The Adventures of Jimmie Dale
II.3. The Crime Club
For what length of time he had remained unconscious, Jimmie Dale had not the
slightest idea. He regained his senses to find himself lying on a couch in a
strange room that had a most exquisitely brass-wrought dome light in the ceiling.
That was what attracted his attention, because the light hurt his eyes, and his
head was already throbbing as though a thousand devils were beating a
diabolical tattoo upon it.
He closed his eyes against the light. Where was he? What had happened? Oh,
yes, he remembered now! That smash on Lower Broadway! He had been hurt.
He moved first one limb and then another tentatively, and was relieved to find
that, though his body ached as if it had been severely shaken, and his head was
bad, he had apparently escaped without serious injury.
Where was he? In a hospital? His fingers, resting at his side upon the couch,
supplied him with the information that it was a very expensive couch, upholstered
in finest leather. If he were in a hospital, he would be in a cot.
He opened his eyes again to glance curiously around him. The room was quite in
keeping with the artistic lighting fixture and the refined, if expensive, taste that
was responsible for the couch. A heavy velvet rug of rich, dark green was
bordered by a polished hardwood floor; panellings of dark-green frieze and
beautifully grained woodwork made the lower walls; while above, on a
background of some soft-toned paper, hung a few, and evidently choice, oil
paintings. There was a big, inviting lounging chair; a massive writing table, or
more properly, a desk of walnut; and behind the desk, his back half turned,
apparently intent upon a book, sat a man in immaculate evening dress.

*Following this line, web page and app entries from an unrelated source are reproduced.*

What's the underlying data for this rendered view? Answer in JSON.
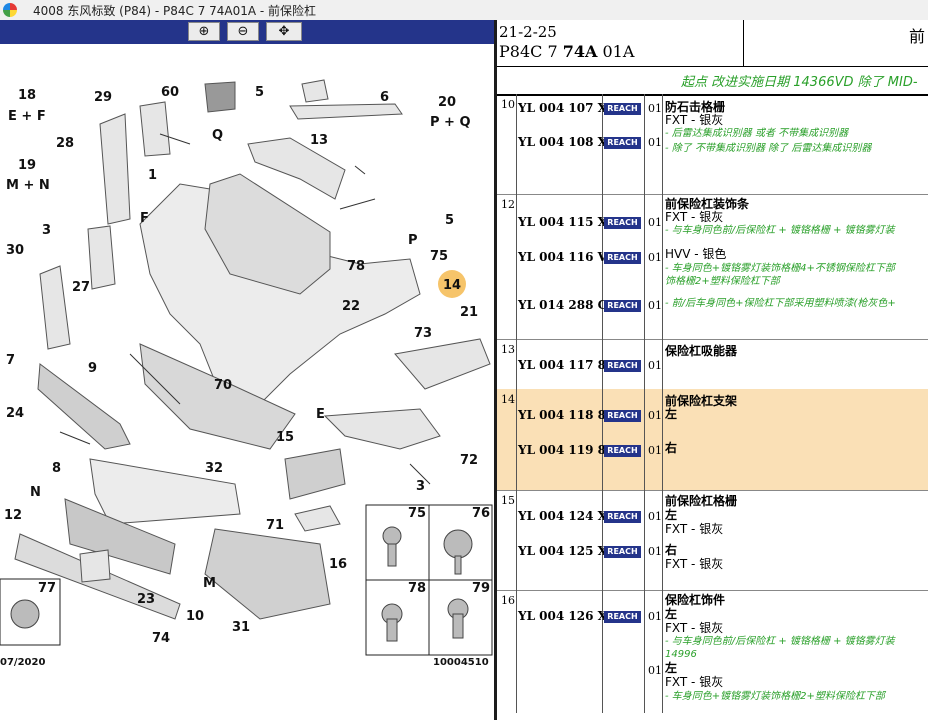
{
  "window": {
    "title": "4008 东风标致 (P84) - P84C 7 74A01A - 前保险杠"
  },
  "toolbar": {
    "zoom_in": "⊕",
    "zoom_out": "⊖",
    "pan": "✥"
  },
  "diagram": {
    "callouts": [
      "60",
      "5",
      "6",
      "29",
      "18",
      "E + F",
      "20",
      "P + Q",
      "Q",
      "28",
      "13",
      "19",
      "M + N",
      "1",
      "5",
      "3",
      "F",
      "78",
      "P",
      "75",
      "30",
      "27",
      "14",
      "22",
      "21",
      "73",
      "7",
      "9",
      "70",
      "24",
      "E",
      "8",
      "32",
      "15",
      "72",
      "3",
      "N",
      "71",
      "12",
      "M",
      "16",
      "77",
      "23",
      "10",
      "74",
      "31",
      "75",
      "76",
      "78",
      "79"
    ],
    "footer_left": "07/2020",
    "footer_right": "10004510"
  },
  "header": {
    "date": "21-2-25",
    "code_pre": "P84C 7 ",
    "code_bold": "74A",
    "code_post": " 01A",
    "title": "前",
    "note": "起点 改进实施日期 14366VD 除了 MID-"
  },
  "reach_label": "REACH",
  "groups": [
    {
      "num": "10",
      "rows": [
        {
          "pn": "YL 004 107 XT",
          "qty": "01",
          "lines": [
            {
              "t": "防石击格栅",
              "s": "b"
            },
            {
              "t": "FXT - 银灰",
              "s": ""
            },
            {
              "t": "- 后雷达集成识别器 或者 不带集成识别器",
              "s": "g"
            }
          ]
        },
        {
          "pn": "YL 004 108 XT",
          "qty": "01",
          "lines": [
            {
              "t": "- 除了 不带集成识别器 除了 后雷达集成识别器",
              "s": "g"
            }
          ]
        }
      ]
    },
    {
      "num": "12",
      "rows": [
        {
          "pn": "YL 004 115 XT",
          "qty": "01",
          "lines": [
            {
              "t": "前保险杠装饰条",
              "s": "b"
            },
            {
              "t": "FXT - 银灰",
              "s": ""
            },
            {
              "t": "- 与车身同色前/后保险杠 + 镀铬格栅 + 镀铬雾灯装",
              "s": "g"
            }
          ]
        },
        {
          "pn": "YL 004 116 VV",
          "qty": "01",
          "lines": [
            {
              "t": "HVV - 银色",
              "s": ""
            },
            {
              "t": "- 车身同色+镀铬雾灯装饰格栅4+不锈钢保险杠下部",
              "s": "g"
            },
            {
              "t": "饰格栅2+塑料保险杠下部",
              "s": "g"
            }
          ]
        },
        {
          "pn": "YL 014 288 CX",
          "qty": "01",
          "lines": [
            {
              "t": "- 前/后车身同色+保险杠下部采用塑料喷漆(枪灰色+",
              "s": "g"
            }
          ]
        }
      ]
    },
    {
      "num": "13",
      "rows": [
        {
          "pn": "YL 004 117 80",
          "qty": "01",
          "lines": [
            {
              "t": "保险杠吸能器",
              "s": "b"
            }
          ]
        }
      ]
    },
    {
      "num": "14",
      "rows": [
        {
          "pn": "YL 004 118 80",
          "qty": "01",
          "lines": [
            {
              "t": "前保险杠支架",
              "s": "b"
            },
            {
              "t": "左",
              "s": "b"
            }
          ]
        },
        {
          "pn": "YL 004 119 80",
          "qty": "01",
          "lines": [
            {
              "t": "右",
              "s": "b"
            }
          ]
        }
      ]
    },
    {
      "num": "15",
      "rows": [
        {
          "pn": "YL 004 124 XT",
          "qty": "01",
          "lines": [
            {
              "t": "前保险杠格栅",
              "s": "b"
            },
            {
              "t": "左",
              "s": "b"
            },
            {
              "t": "FXT - 银灰",
              "s": ""
            }
          ]
        },
        {
          "pn": "YL 004 125 XT",
          "qty": "01",
          "lines": [
            {
              "t": "右",
              "s": "b"
            },
            {
              "t": "FXT - 银灰",
              "s": ""
            }
          ]
        }
      ]
    },
    {
      "num": "16",
      "rows": [
        {
          "pn": "YL 004 126 XT",
          "qty": "01",
          "lines": [
            {
              "t": "保险杠饰件",
              "s": "b"
            },
            {
              "t": "左",
              "s": "b"
            },
            {
              "t": "FXT - 银灰",
              "s": ""
            },
            {
              "t": "- 与车身同色前/后保险杠 + 镀铬格栅 + 镀铬雾灯装",
              "s": "g"
            },
            {
              "t": "14996",
              "s": "g"
            }
          ]
        },
        {
          "pn": "",
          "qty": "01",
          "lines": [
            {
              "t": "左",
              "s": "b"
            },
            {
              "t": "FXT - 银灰",
              "s": ""
            },
            {
              "t": "- 车身同色+镀铬雾灯装饰格栅2+塑料保险杠下部",
              "s": "g"
            }
          ]
        }
      ]
    }
  ]
}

Jimmie Dale closed his eyes again. There was something reassuring about it all,
comfortably reassuring. Though why there should be any occasion for a feeling
of reassurance at all, he could not for the moment make out. And then, in a

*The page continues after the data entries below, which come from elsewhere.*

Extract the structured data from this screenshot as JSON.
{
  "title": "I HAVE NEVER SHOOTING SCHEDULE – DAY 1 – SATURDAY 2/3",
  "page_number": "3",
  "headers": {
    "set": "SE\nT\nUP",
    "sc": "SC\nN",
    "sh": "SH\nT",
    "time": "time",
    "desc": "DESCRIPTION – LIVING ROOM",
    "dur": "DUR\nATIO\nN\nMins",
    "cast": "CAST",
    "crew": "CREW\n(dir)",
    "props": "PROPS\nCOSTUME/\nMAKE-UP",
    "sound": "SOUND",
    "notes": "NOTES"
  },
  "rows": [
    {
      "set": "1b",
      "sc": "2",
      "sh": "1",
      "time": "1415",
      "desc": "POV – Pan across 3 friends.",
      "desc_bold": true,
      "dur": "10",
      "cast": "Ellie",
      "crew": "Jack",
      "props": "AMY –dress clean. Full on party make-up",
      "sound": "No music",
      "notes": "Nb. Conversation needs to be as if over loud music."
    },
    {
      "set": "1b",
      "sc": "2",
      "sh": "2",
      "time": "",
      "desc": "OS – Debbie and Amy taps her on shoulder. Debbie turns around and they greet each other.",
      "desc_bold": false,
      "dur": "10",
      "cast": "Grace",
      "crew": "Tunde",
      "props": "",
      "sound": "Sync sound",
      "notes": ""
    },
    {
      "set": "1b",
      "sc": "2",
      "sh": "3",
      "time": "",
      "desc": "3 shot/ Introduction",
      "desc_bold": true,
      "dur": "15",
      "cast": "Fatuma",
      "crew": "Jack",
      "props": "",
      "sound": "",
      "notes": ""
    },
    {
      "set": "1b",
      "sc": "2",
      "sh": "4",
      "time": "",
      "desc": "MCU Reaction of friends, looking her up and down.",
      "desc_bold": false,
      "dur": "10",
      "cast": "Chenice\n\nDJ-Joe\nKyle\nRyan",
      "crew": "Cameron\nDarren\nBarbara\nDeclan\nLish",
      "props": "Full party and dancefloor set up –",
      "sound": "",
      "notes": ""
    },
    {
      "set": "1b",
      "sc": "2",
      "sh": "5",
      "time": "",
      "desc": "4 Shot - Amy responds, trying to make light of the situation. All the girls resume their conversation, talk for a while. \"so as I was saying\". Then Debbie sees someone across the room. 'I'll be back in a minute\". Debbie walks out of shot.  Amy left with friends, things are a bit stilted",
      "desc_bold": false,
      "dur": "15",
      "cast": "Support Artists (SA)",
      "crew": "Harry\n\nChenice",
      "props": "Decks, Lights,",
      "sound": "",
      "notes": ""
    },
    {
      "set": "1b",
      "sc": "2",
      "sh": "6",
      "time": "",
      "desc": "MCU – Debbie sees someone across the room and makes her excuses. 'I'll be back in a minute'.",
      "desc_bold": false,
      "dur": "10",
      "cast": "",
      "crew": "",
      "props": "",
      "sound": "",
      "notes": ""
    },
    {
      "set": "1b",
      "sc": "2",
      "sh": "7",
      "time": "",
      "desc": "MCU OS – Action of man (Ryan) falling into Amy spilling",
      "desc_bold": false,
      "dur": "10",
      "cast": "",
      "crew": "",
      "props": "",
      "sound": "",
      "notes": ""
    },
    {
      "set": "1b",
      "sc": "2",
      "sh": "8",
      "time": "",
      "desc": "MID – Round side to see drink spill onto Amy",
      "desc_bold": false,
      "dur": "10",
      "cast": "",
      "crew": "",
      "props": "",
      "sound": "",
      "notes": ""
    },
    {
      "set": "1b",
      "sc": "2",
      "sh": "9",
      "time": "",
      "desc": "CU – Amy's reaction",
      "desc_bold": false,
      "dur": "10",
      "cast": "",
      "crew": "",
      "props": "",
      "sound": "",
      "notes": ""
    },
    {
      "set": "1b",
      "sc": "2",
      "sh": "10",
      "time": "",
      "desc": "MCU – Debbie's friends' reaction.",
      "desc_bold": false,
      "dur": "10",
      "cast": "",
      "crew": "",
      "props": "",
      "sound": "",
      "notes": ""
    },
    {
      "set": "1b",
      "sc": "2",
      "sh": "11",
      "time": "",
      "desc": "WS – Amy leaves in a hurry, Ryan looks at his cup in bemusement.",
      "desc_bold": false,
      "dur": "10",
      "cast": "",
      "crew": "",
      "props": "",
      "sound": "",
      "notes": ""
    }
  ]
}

sudden flash, the details of the night came back to him. The Tocsin's letter--the